So, what does it take to tell a good YA story and how do you capture the spirit of a generation without leaning on the tropes of the stereotypical “teenager”? This week, we’re looking back on our conversations with past AFF panelists who have written for the YA genre for their advice on telling compelling stories that resonate with the young adult audience.
Here are five tips for telling young adult stories from past AFF panelists who have found success writing for the YA genre:
1. TELL A STORY THAT’S ENGAGING FOR ALL AGES
If you as the adult writer are not emotionally connected to the story that’s being told and the things people are saying, then your audience isn’t going to be either, no matter what age they are. So, I think the biggest mistake a writer can make when writing for YA audiences is to write down to them. I think audiences of all ages are smarter than we give them credit for, and they will be right there with you if you are being truthful to the scenario at hand.
-Sofia Alvarez (writer To All the Boys I’ve Loved Before) at AFF 2019
2. GIVE YOUR CHARACTERS DEPTH
We never think of our characters as teenagers first. We think of them as fully dimensional characters, and fully dimensional people…it’s always about theme and character first. It’s not necessarily what would teenagers do. It’s putting them in a morally challenging environment and saying “Let’s explore this as people—not necessarily as teenagers.
-Charmaine DeGrate (writer/producer The 100) at AFF 2018
3. DON’T LIMIT YOUR AUDIENCE
It’s not about, “Is it for teens? Is it for adults? Is it for teens? Is it for adults?” …It was just for the kind of people that were going to like it, and those people were going to like it so much that they were going to have to watch it obsessively.
-Winnie Holzman (writer/producer My So-Called Life) at AFF 2014
4. FOCUS ON YOUR CHARACTER’S JOURNEY
It’s always about character and what their journey is and exploring the human condition. That’s really the root of it.
-Melissa Rosenberg (writer Twilight franchise) at AFF 2008
5. WRITE ABOUT EXPERIENCES WE CAN ALL RELATE TO

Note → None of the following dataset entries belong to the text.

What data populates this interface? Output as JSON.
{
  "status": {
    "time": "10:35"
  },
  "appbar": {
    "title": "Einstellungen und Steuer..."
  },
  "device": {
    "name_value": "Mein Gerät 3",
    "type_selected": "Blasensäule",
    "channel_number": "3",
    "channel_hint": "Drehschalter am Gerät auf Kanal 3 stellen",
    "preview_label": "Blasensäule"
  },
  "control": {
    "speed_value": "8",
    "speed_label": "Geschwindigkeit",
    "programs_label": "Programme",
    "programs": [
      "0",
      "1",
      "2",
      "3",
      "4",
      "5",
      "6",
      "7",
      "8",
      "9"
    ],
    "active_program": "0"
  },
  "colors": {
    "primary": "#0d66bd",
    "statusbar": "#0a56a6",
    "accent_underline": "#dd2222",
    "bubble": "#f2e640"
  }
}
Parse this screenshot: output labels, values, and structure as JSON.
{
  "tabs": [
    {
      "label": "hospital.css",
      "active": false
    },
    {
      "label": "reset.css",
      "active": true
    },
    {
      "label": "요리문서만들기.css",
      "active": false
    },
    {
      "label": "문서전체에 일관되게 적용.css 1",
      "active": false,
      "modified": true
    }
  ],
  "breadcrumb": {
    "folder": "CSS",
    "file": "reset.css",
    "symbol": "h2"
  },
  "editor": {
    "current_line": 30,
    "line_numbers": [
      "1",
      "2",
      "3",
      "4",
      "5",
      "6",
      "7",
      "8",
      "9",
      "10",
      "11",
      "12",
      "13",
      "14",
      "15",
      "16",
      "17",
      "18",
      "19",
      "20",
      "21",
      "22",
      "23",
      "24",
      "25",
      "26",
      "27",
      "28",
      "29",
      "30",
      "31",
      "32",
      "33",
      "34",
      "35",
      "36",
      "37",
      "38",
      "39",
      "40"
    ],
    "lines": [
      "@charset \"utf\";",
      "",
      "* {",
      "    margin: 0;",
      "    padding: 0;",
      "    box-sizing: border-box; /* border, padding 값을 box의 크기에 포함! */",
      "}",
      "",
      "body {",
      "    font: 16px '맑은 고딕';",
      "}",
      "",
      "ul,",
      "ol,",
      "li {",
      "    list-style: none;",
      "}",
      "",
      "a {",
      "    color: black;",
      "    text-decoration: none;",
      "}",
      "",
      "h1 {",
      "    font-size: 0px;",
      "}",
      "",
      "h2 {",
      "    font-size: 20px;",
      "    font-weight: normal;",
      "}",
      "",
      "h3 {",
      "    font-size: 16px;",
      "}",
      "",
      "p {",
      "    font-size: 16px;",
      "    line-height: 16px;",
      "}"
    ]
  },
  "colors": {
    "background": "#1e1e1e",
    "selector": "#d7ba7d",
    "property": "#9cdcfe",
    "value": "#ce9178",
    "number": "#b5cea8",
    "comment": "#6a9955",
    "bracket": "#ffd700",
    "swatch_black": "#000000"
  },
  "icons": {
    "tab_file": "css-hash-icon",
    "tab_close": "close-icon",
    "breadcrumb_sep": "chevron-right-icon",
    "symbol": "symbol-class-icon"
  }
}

It’s the emotions of what the characters are going through…it doesn’t matter if you are a teen now, you were a teen just a few years ago, or you were a teen fifty years ago—that stuff has to be the stuff that all of us went through coming of age. So, as long as the emotions are legitimate and come from a real place, that to me is the most important thing when doing YA.
-Michael Weber (co-writer The Spectacular Now, The Fault in Our Stars) at AFF 2018
Visit onstory.tv for a closer look inside the creative process from today’s leading writers and filmmakers and catch P.S. I Still Love You streaming on Netflix today!
Want to hear these tips firsthand? Join us at this year’s Writers Conference (Oct. 22 – 29, 2020) for a weekend of insider tips and writing advice from the leading voices of film and television. For more information on how to attend, click here.